Are you handing out business cards to promote your book, your store, or your product? Seriously? How 20th century!
If you’re really interested in promoting yourself or your work, pick up David Seaman’s Dirty Little Secrets of Buzz and commit it to memory. It’s a crash course in the kind of marketing that works NOW and works well. “Celebrity culture is an inextricable part of modern life,” says Seaman. You didn’t really think Paris Hilton got all that media coverage because of her talent, did you? The media (and the public) love celebrities, so the easiest way to get attention is to be a celebrity.
Dirty Little Secrets of Buzz will teach you how to do just that, and for little or no cost. For example, Secret #2: Be outrageous or die.

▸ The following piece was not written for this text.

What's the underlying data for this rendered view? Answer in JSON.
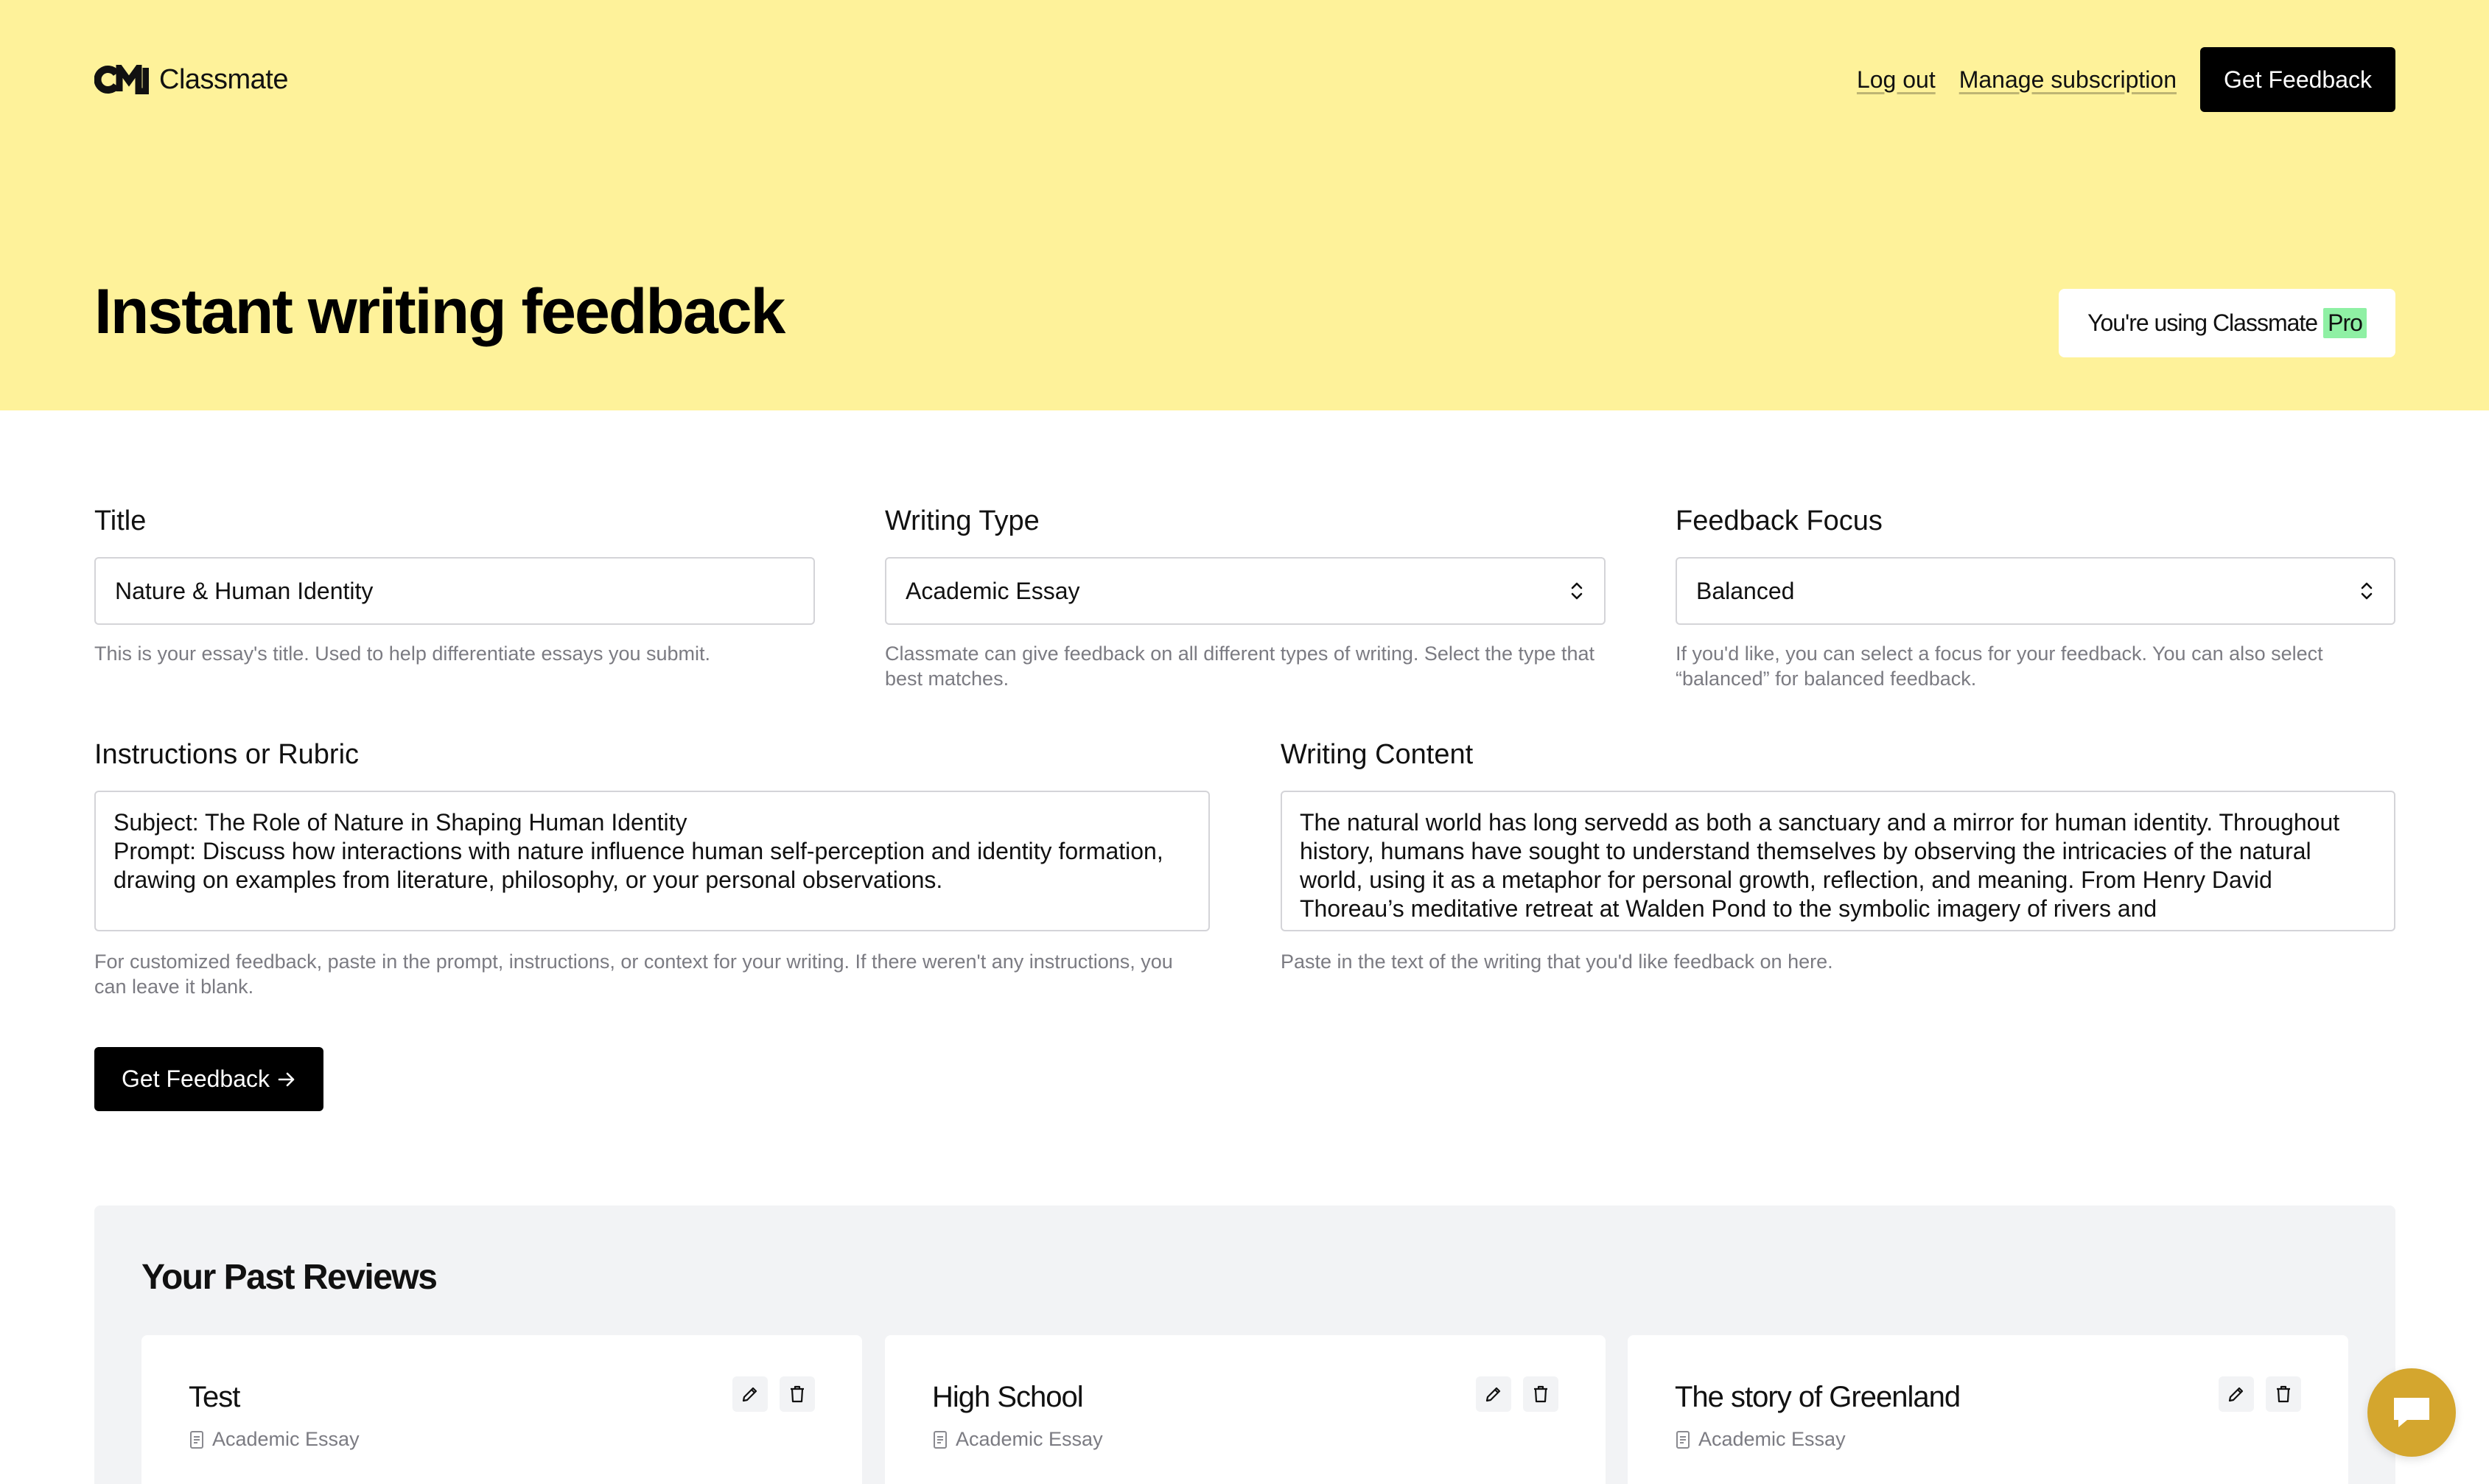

There’s a benefit to angering the public. “It’s often better to piss someone off than to leave them ambivalent.” It doesn’t matter whether they like you, only whether they remember you. This goes against the traditional advice – mind your manners—but it certainly makes sense. Who’s going to buy your product if they don’t remember it exists?
There’s a chapter devoted to helping you get on television, with tips for making the contact, taking the call, and how to spend your time in the green room, along with the all-important tips about getting your message across once the cameras start rolling. Similar tips are provided for radio interviews, by the way. And have you always wanted to have a trashy story about YOU in the tabloids? Seaman tells you just how to make that happen and why, oddly enough, that sort of lurid publicity is a good thing.
With 62 secrets in all, Dirty Little Secrets of Buzz covers just about every conceivable aspect of promotion, even the ones that aren’t quite ethical. A good portion of the book is devoted to online celebrity avenues such as MySpace and Facebook, with tips for using social networking and viral buzz to your advantage. Seaman ends this frenetic course with some words of advice to help keep you sane and grounded, and – perhaps most importantly – to prepare you for the eventual and inevitable end of your fifteen minutes.
Clearly the Internet plays a vital role in any marketing strategy these days. Seaman provides an appendix full of some of the best online services and websites for your celebrity path, and he even mentions a couple of books that might prove useful. (You can probably get the Kindle version).
Appropriately, David Seaman is a writer, blogger, and “media personality.” His experience in PR seems to be confined entirely to marketing himself and his products, which he’s done with great success. This is definitely a case of an expert who knows the territory. When he tells you to do as he does, you should listen.
By following the advice in Dirty Little Secrets of Buzz, there’s every reason to believe you’ll have as much or more success than Mr. Seaman.